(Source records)

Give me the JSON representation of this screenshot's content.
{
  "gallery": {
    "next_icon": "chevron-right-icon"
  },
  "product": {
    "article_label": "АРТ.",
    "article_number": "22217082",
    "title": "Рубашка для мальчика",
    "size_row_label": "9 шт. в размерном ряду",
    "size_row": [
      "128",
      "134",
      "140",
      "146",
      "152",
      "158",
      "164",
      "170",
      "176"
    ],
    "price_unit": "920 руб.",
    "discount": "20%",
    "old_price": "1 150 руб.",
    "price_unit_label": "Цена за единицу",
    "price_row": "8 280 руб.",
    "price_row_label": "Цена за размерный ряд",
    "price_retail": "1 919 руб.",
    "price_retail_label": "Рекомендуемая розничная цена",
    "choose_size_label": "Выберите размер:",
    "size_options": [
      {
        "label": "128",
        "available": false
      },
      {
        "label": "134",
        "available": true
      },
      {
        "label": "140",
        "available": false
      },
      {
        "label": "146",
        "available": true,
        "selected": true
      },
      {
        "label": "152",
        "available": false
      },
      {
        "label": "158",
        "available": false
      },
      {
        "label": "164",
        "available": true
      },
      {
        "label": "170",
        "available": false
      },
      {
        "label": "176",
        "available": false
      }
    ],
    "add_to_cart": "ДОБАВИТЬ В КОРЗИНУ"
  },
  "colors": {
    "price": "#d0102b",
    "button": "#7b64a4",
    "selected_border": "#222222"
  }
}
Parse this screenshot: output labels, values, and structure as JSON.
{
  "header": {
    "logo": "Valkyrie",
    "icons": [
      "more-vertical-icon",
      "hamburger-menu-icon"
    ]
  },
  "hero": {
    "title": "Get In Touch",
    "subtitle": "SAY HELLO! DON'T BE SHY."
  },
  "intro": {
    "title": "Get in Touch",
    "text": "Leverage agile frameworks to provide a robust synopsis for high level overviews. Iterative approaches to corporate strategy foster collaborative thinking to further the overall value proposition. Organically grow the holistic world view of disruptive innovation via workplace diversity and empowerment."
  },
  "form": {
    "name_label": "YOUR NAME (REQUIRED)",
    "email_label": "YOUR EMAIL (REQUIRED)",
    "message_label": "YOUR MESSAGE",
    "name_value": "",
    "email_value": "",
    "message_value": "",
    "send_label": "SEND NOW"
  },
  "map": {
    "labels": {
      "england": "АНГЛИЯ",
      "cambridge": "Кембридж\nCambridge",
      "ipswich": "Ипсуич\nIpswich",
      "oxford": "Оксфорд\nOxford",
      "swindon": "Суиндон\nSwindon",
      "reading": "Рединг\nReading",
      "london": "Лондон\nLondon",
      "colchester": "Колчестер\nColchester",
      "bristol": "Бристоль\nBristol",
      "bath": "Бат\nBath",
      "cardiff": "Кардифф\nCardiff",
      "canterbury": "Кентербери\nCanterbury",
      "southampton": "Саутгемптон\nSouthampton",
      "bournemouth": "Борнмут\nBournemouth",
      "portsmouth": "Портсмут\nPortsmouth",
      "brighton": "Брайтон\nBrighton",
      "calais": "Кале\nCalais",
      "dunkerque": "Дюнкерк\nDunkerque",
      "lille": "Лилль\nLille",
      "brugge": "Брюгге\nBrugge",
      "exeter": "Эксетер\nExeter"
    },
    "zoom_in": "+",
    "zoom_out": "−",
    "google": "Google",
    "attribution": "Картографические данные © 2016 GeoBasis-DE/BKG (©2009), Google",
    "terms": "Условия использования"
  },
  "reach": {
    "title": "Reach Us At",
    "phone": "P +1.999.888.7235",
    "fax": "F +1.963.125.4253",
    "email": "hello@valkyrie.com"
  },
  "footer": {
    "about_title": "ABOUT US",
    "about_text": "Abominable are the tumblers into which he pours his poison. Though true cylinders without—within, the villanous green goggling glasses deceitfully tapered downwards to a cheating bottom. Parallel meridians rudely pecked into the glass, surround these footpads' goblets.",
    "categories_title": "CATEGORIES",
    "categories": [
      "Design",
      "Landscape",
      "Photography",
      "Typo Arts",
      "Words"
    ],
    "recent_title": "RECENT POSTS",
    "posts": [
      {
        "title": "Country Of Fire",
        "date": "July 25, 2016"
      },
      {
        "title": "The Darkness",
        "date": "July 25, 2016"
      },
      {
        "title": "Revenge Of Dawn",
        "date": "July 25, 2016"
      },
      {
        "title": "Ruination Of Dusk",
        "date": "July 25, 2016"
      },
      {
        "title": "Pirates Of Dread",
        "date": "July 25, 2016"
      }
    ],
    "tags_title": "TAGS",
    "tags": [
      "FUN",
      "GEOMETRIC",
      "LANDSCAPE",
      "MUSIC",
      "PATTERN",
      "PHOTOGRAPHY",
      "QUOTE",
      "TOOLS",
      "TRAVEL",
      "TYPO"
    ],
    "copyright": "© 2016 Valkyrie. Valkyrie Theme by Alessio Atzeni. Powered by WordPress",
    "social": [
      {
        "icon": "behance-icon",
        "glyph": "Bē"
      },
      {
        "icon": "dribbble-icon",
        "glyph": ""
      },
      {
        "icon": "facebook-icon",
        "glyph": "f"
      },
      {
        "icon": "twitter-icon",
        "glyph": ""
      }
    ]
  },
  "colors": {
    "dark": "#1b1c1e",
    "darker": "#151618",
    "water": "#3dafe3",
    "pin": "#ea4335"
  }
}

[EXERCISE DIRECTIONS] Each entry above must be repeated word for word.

[PROBLEM SOLUTION]
Give me the JSON representation of this screenshot's content.
{
  "gallery": {
    "next_icon": "chevron-right-icon"
  },
  "product": {
    "article_label": "АРТ.",
    "article_number": "22217082",
    "title": "Рубашка для мальчика",
    "size_row_label": "9 шт. в размерном ряду",
    "size_row": [
      "128",
      "134",
      "140",
      "146",
      "152",
      "158",
      "164",
      "170",
      "176"
    ],
    "price_unit": "920 руб.",
    "discount": "20%",
    "old_price": "1 150 руб.",
    "price_unit_label": "Цена за единицу",
    "price_row": "8 280 руб.",
    "price_row_label": "Цена за размерный ряд",
    "price_retail": "1 919 руб.",
    "price_retail_label": "Рекомендуемая розничная цена",
    "choose_size_label": "Выберите размер:",
    "size_options": [
      {
        "label": "128",
        "available": false
      },
      {
        "label": "134",
        "available": true
      },
      {
        "label": "140",
        "available": false
      },
      {
        "label": "146",
        "available": true,
        "selected": true
      },
      {
        "label": "152",
        "available": false
      },
      {
        "label": "158",
        "available": false
      },
      {
        "label": "164",
        "available": true
      },
      {
        "label": "170",
        "available": false
      },
      {
        "label": "176",
        "available": false
      }
    ],
    "add_to_cart": "ДОБАВИТЬ В КОРЗИНУ"
  },
  "colors": {
    "price": "#d0102b",
    "button": "#7b64a4",
    "selected_border": "#222222"
  }
}
Parse this screenshot: output labels, values, and structure as JSON.
{
  "header": {
    "logo": "Valkyrie",
    "icons": [
      "more-vertical-icon",
      "hamburger-menu-icon"
    ]
  },
  "hero": {
    "title": "Get In Touch",
    "subtitle": "SAY HELLO! DON'T BE SHY."
  },
  "intro": {
    "title": "Get in Touch",
    "text": "Leverage agile frameworks to provide a robust synopsis for high level overviews. Iterative approaches to corporate strategy foster collaborative thinking to further the overall value proposition. Organically grow the holistic world view of disruptive innovation via workplace diversity and empowerment."
  },
  "form": {
    "name_label": "YOUR NAME (REQUIRED)",
    "email_label": "YOUR EMAIL (REQUIRED)",
    "message_label": "YOUR MESSAGE",
    "name_value": "",
    "email_value": "",
    "message_value": "",
    "send_label": "SEND NOW"
  },
  "map": {
    "labels": {
      "england": "АНГЛИЯ",
      "cambridge": "Кембридж\nCambridge",
      "ipswich": "Ипсуич\nIpswich",
      "oxford": "Оксфорд\nOxford",
      "swindon": "Суиндон\nSwindon",
      "reading": "Рединг\nReading",
      "london": "Лондон\nLondon",
      "colchester": "Колчестер\nColchester",
      "bristol": "Бристоль\nBristol",
      "bath": "Бат\nBath",
      "cardiff": "Кардифф\nCardiff",
      "canterbury": "Кентербери\nCanterbury",
      "southampton": "Саутгемптон\nSouthampton",
      "bournemouth": "Борнмут\nBournemouth",
      "portsmouth": "Портсмут\nPortsmouth",
      "brighton": "Брайтон\nBrighton",
      "calais": "Кале\nCalais",
      "dunkerque": "Дюнкерк\nDunkerque",
      "lille": "Лилль\nLille",
      "brugge": "Брюгге\nBrugge",
      "exeter": "Эксетер\nExeter"
    },
    "zoom_in": "+",
    "zoom_out": "−",
    "google": "Google",
    "attribution": "Картографические данные © 2016 GeoBasis-DE/BKG (©2009), Google",
    "terms": "Условия использования"
  },
  "reach": {
    "title": "Reach Us At",
    "phone": "P +1.999.888.7235",
    "fax": "F +1.963.125.4253",
    "email": "hello@valkyrie.com"
  },
  "footer": {
    "about_title": "ABOUT US",
    "about_text": "Abominable are the tumblers into which he pours his poison. Though true cylinders without—within, the villanous green goggling glasses deceitfully tapered downwards to a cheating bottom. Parallel meridians rudely pecked into the glass, surround these footpads' goblets.",
    "categories_title": "CATEGORIES",
    "categories": [
      "Design",
      "Landscape",
      "Photography",
      "Typo Arts",
      "Words"
    ],
    "recent_title": "RECENT POSTS",
    "posts": [
      {
        "title": "Country Of Fire",
        "date": "July 25, 2016"
      },
      {
        "title": "The Darkness",
        "date": "July 25, 2016"
      },
      {
        "title": "Revenge Of Dawn",
        "date": "July 25, 2016"
      },
      {
        "title": "Ruination Of Dusk",
        "date": "July 25, 2016"
      },
      {
        "title": "Pirates Of Dread",
        "date": "July 25, 2016"
      }
    ],
    "tags_title": "TAGS",
    "tags": [
      "FUN",
      "GEOMETRIC",
      "LANDSCAPE",
      "MUSIC",
      "PATTERN",
      "PHOTOGRAPHY",
      "QUOTE",
      "TOOLS",
      "TRAVEL",
      "TYPO"
    ],
    "copyright": "© 2016 Valkyrie. Valkyrie Theme by Alessio Atzeni. Powered by WordPress",
    "social": [
      {
        "icon": "behance-icon",
        "glyph": "Bē"
      },
      {
        "icon": "dribbble-icon",
        "glyph": ""
      },
      {
        "icon": "facebook-icon",
        "glyph": "f"
      },
      {
        "icon": "twitter-icon",
        "glyph": ""
      }
    ]
  },
  "colors": {
    "dark": "#1b1c1e",
    "darker": "#151618",
    "water": "#3dafe3",
    "pin": "#ea4335"
  }
}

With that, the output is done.